Business leaders are tuning into the quantifiable benefits of workforce diversity, which have nothing to do really with arguments of what is the right thing to do or what is fair. While those arguments matter to society at large, businesses tend to focus on what will impact the bottom line. And, thankfully, the bottom line value of diversity is huge, according to studies from organizations including Morgan Stanley, The World Economic Forum, and McKinsey.
The increasing awareness that inclusivity is good for business sparks critical questions for leaders, including CIOs, who must create the environments to retain diverse teams.
[Want more on shaping your team? See our related article, A CIO's leadership advice for female executives.]
Before we dive into the questions CIOs should ask to successfully lead inclusive teams, let’s cover why they should do so. McKinsey found that gender diverse companies are 15 percent more likely to outperform, while ethnically diverse companies are 35 percent more likely to outperform. CIOs can help their companies realize that potential by fostering diversity within their teams.
Examine these three questions:
1. Am I seeking to understand?
Inclusion starts first with understanding, then acceptance, and ultimately empathy and compassion. But it’s hard to develop empathy and compassion for someone if you don’t know what it’s like to be them, what they might be challenged with, and what shaped them.
When my son starts school each year, the teachers dedicate several days for the kids to tell stories about themselves. My son didn’t like this at first, but about three days in, he realized his community of friends had expanded and he had developed a greater level of compassion for the kids in his grade. This has served him well in a school heavily focused on project-based learning – an environment much like work.
CIOs can do this, too. Be genuinely curious without judgment, and others will open up. Ask questions like:
- What was it like growing up in China, India, Egypt...?
- What are the cultural differences you’ve had to work around coming here?
- Do you see this problem we have in front of us differently than I describe it? How and why?
You can also invest in structured icebreakers around diversity for your teams. For example, take a Friday afternoon and:
- Have your team watch “It Aint Pretty” or “She Started It,” or ask them to read the McKinsey report on women in the workforce, and then discuss it.
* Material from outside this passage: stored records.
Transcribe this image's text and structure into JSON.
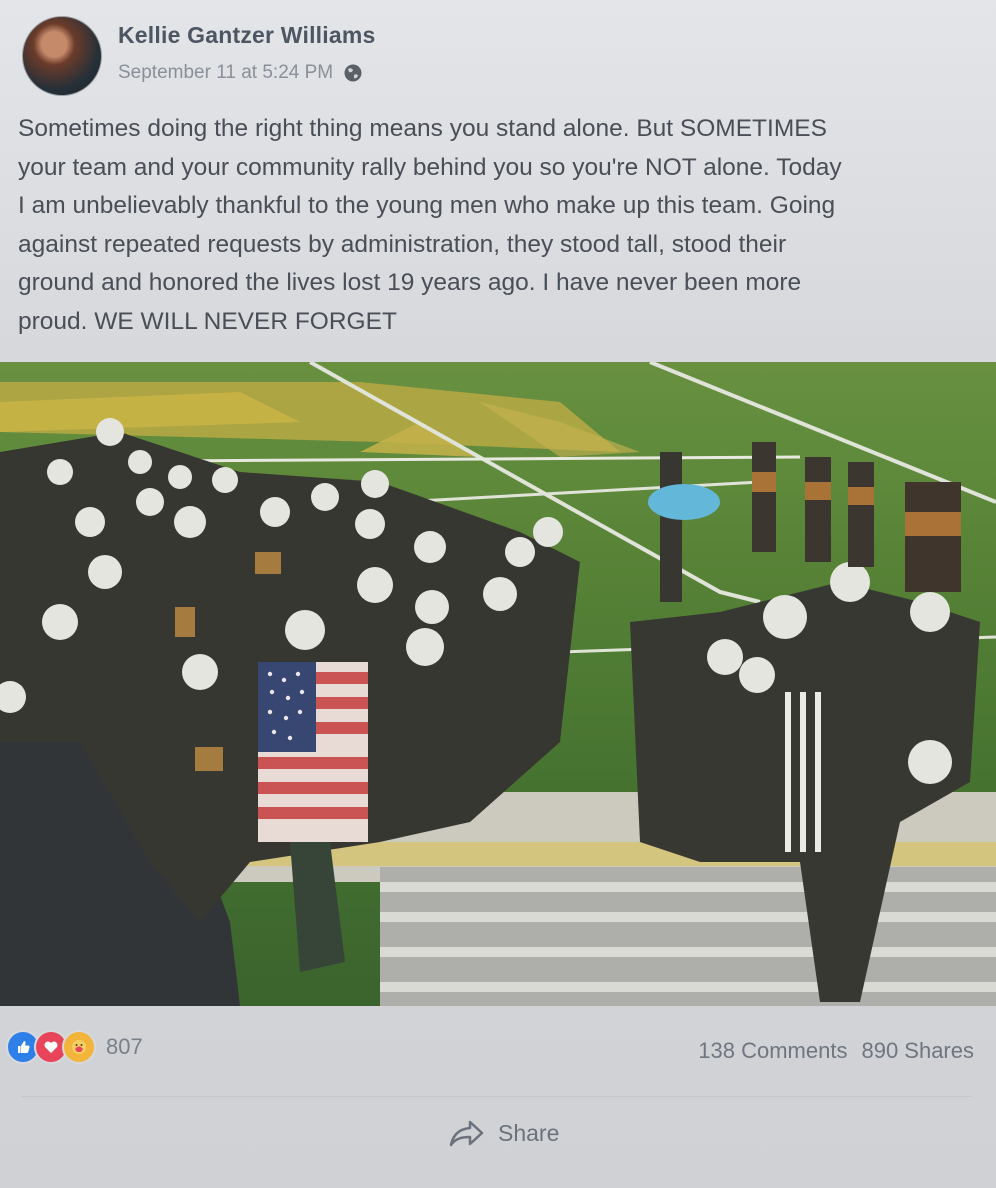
{
  "post": {
    "author": "Kellie Gantzer Williams",
    "timestamp": "September 11 at 5:24 PM",
    "privacy_icon": "globe-icon",
    "text_lines": [
      "Sometimes doing the right thing means you stand alone. But SOMETIMES",
      "your team and your community rally behind you so you're NOT alone. Today",
      "I am unbelievably thankful to the young men who make up this team. Going",
      "against repeated requests by administration, they stood tall, stood their",
      "ground and honored the lives lost 19 years ago. I have never been more",
      "proud. WE WILL NEVER FORGET"
    ]
  },
  "engagement": {
    "reaction_icons": [
      "like-icon",
      "love-icon",
      "care-icon"
    ],
    "reaction_count": "807",
    "comments": "138 Comments",
    "shares": "890 Shares"
  },
  "actions": {
    "share_label": "Share"
  },
  "colors": {
    "like": "#2f7fe8",
    "love": "#e8455b",
    "care": "#f2b43a"
  }
}
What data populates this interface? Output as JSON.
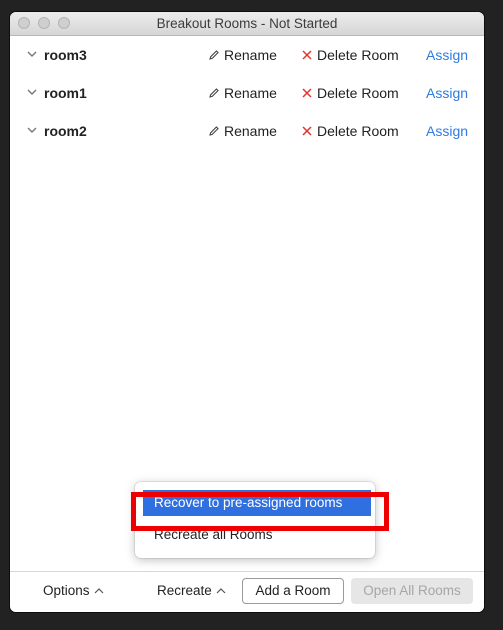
{
  "window": {
    "title": "Breakout Rooms - Not Started"
  },
  "rooms": [
    {
      "name": "room3",
      "rename": "Rename",
      "delete": "Delete Room",
      "assign": "Assign"
    },
    {
      "name": "room1",
      "rename": "Rename",
      "delete": "Delete Room",
      "assign": "Assign"
    },
    {
      "name": "room2",
      "rename": "Rename",
      "delete": "Delete Room",
      "assign": "Assign"
    }
  ],
  "bottom": {
    "options": "Options",
    "recreate": "Recreate",
    "add_room": "Add a Room",
    "open_all": "Open All Rooms"
  },
  "recreate_menu": {
    "items": [
      "Recover to pre-assigned rooms",
      "Recreate all Rooms"
    ],
    "selected_index": 0
  },
  "colors": {
    "link": "#2d7be0",
    "delete_icon": "#e0352b",
    "menu_selected": "#2f6fe0",
    "annotation": "#ee0000"
  },
  "icons": {
    "chevron": "chevron-down-icon",
    "rename": "pencil-icon",
    "delete": "close-icon",
    "menu_caret": "chevron-up-icon"
  }
}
- Invite YearUp to talk to the company about its inner-city programs around training underprivileged youth to gain tech skills.
- Implement reverse mentoring by pairing Millennials with Boomers or GenX’ers.
2. Am I helping my team to envision the future?
We know from studying women in the workplace that they suffer self-doubt that holds them back. In my opinion, other under-represented groups do the same. We don’t see others like ourselves advance, and so we are cautious about pushing forward.
There are ways to pull anyone forward, though. Start your 1:1 meetings with, “What do you want to talk about?” If employees aren’t all over that opportunity, ask questions like:
- What are you working on that excites you?
- What hurdles have you overcome recently?
- What is your stretch goal with this project, this year, or this role?
- What skills are you hoping to build next?”
When you need to have a difficult conversation that involves criticism, try “feeding forward” instead of “giving feedback.” Feeding forward focuses on the future, with questions like:
- Did that go as well as you would have liked?
- Knowing what you know now, how would you approach it differently?
- How else could you apply this new skill or experience and build on it?
If people trust they can make mistakes and grow with your guidance, they will be honest with what they need to do.
Finally, ask your staff about the future.
- Are there roles here you want to strive for?
- What do you think might stop you from achieving that?
3. Am I enabling my “diversity developers?”
Finally, let’s say you got that diverse individual hire (perhaps one African-American man among a sea of white women). One of the most common reasons individuals from under-represented groups cite when they opt out of a college major or a job opportunity is not having others like themselves to help keep them there. It’s lonely being the only one.
PayPal conducted a study of 1,000 managers with five or more employees under them, which showed that women managers had twice the number of women on their teams as male managers did. What PayPal realized, and what other studies indicate, is that when you find diversity developers or diversity magnets, you need to nurture them, learn from them, enable their efforts, and engage them in bringing on other diverse hires to boost everyone’s chances for success.
To do that, make sure these employees know when positions are open, and advocate for the qualified candidates they put forth. This is something leaders who represent the majority can do more effectively than employees of under-represented groups. According to a study cited in Harvard Business Review, women and minorities are often penalized for promoting diversity at work, making it imperative that CIOs enable diversity developers by listening and acting themselves.
Given the bottom-line implications of workforce diversity, CIOs need to be more proactive in creating and fostering inclusive teams. By incorporating the above questions into your leadership practice, you can move your organization in the right direction.